__YOUR TASK__. Copy each line of the data that has "icon" in it.

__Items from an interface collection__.
-- Opening Marker --

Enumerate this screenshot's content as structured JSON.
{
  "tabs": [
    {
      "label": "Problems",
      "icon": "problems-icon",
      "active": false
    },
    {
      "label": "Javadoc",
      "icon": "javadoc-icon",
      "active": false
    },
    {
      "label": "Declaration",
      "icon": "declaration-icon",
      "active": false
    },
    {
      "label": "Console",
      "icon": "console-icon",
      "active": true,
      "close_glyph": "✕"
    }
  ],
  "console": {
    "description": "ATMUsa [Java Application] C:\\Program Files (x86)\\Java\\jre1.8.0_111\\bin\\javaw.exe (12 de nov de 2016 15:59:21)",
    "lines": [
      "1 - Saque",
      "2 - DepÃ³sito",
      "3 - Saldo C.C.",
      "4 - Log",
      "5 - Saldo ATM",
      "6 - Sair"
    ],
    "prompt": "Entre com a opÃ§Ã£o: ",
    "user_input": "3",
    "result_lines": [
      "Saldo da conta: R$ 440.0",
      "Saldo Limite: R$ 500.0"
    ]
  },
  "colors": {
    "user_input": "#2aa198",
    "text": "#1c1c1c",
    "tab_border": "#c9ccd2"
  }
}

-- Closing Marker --

__EXPECTED OUTPUT__.
      "icon": "problems-icon",
      "icon": "javadoc-icon",
      "icon": "declaration-icon",
      "icon": "console-icon",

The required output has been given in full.